Work to complete:
Whenever a line below includes the string "type", show it.

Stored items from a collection
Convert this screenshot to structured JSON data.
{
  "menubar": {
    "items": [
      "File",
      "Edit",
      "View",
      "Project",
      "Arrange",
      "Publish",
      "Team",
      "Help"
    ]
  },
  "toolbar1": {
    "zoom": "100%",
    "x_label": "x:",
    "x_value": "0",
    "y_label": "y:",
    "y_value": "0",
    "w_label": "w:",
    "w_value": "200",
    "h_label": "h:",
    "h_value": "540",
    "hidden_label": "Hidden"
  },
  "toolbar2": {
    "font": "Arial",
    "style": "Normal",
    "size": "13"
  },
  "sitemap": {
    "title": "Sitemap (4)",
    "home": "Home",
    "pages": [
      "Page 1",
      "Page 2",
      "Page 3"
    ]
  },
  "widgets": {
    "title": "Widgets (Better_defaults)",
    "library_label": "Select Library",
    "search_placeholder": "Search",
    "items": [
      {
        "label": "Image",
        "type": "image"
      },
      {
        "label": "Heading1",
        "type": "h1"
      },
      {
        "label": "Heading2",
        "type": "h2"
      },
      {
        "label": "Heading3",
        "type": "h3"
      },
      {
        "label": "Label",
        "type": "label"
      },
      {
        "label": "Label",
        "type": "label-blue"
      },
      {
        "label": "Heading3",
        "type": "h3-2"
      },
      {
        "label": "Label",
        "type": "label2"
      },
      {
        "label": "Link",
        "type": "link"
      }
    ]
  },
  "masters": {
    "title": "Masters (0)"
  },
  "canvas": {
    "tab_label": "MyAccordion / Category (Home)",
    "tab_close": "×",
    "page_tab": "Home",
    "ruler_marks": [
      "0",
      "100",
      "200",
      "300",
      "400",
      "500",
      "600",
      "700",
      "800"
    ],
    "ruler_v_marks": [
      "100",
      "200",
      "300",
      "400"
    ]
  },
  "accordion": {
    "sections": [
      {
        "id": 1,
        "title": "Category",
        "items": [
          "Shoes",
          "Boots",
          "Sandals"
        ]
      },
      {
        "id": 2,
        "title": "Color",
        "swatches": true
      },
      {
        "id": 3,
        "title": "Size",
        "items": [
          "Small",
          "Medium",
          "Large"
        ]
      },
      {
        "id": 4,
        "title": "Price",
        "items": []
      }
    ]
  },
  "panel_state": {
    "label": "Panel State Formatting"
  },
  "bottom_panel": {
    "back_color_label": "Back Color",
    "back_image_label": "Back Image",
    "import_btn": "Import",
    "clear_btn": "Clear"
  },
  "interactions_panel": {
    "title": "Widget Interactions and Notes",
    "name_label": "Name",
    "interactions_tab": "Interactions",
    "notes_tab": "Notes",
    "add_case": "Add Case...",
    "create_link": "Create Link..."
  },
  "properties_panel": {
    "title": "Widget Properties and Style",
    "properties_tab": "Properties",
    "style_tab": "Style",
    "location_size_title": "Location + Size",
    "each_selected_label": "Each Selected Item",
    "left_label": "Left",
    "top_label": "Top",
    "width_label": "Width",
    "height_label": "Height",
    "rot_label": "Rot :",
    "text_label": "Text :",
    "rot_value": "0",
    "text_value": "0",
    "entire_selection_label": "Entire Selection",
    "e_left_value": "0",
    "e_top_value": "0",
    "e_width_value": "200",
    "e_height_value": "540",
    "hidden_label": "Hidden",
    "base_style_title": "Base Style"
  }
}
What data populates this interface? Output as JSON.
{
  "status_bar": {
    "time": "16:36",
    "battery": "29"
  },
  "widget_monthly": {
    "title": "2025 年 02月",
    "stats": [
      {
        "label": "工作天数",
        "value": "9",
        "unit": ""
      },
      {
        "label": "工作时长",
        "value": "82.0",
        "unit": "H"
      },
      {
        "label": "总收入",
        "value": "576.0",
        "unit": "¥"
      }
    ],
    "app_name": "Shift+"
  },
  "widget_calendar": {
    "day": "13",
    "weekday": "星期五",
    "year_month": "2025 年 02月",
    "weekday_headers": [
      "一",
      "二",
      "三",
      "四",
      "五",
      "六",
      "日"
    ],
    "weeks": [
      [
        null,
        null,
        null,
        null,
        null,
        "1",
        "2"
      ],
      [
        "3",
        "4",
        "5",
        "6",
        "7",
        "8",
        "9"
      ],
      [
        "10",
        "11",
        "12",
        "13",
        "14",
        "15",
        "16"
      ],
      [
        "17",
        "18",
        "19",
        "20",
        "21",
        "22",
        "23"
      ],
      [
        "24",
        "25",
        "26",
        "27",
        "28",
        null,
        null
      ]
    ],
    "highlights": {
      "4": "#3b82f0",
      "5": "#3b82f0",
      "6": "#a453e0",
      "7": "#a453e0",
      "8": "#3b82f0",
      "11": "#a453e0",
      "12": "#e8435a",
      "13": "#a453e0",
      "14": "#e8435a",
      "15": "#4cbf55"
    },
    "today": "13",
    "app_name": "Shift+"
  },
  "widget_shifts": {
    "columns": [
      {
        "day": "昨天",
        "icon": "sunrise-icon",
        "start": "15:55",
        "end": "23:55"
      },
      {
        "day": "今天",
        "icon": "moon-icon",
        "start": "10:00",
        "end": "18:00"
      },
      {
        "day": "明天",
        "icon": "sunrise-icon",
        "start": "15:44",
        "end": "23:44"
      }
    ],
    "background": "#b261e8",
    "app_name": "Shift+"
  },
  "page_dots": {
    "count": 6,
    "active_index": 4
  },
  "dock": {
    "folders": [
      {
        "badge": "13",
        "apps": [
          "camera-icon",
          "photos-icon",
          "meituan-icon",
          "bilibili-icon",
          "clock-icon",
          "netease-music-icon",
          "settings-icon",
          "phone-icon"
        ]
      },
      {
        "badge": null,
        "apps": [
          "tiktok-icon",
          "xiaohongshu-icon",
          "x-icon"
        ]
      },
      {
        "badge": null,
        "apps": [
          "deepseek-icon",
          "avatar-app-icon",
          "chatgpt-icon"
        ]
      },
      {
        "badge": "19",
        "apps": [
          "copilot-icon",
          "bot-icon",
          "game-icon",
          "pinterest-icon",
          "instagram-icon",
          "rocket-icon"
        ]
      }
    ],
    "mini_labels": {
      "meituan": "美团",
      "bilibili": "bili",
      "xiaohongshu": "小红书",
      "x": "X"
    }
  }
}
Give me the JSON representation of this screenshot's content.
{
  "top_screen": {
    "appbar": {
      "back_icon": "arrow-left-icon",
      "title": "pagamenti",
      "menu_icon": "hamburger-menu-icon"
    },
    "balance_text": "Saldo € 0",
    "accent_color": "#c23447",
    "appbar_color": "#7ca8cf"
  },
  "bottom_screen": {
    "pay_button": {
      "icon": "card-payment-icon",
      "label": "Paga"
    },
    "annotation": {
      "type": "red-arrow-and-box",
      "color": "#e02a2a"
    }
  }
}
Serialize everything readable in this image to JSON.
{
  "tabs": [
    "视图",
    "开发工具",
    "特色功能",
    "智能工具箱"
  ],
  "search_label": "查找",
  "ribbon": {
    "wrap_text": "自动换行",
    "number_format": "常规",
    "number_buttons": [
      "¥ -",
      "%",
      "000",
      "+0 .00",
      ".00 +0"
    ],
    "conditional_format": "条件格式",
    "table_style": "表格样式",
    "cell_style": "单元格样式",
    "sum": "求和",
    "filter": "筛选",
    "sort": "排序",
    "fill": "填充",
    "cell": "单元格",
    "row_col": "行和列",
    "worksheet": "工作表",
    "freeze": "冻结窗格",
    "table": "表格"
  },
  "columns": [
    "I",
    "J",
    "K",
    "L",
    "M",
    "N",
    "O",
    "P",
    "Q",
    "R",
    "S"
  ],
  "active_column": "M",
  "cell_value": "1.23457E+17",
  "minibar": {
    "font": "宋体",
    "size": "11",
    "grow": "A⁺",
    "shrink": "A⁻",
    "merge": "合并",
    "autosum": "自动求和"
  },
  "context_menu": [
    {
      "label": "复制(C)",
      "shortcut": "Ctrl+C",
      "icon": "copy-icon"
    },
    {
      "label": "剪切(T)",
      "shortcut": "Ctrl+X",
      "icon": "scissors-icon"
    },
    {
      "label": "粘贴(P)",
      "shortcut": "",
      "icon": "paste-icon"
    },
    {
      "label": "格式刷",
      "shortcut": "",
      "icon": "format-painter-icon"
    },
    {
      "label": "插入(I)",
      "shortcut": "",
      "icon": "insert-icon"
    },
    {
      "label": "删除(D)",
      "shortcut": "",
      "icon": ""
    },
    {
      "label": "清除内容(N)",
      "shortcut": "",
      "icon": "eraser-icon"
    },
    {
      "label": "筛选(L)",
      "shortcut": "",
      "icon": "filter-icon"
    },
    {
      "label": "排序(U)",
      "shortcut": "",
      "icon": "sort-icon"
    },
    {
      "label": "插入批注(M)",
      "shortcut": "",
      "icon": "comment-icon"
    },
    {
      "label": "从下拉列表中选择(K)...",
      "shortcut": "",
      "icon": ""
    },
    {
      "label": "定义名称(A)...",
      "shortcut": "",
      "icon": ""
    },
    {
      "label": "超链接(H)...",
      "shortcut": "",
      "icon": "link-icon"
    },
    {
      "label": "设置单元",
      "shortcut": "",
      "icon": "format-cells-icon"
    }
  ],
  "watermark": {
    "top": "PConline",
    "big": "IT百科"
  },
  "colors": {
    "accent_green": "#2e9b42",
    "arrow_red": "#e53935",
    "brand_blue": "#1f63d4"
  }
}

Task output:
        "type": "image"
        "type": "h1"
        "type": "h2"
        "type": "h3"
        "type": "label"
        "type": "label-blue"
        "type": "h3-2"
        "type": "label2"
        "type": "link"
      "type": "red-arrow-and-box",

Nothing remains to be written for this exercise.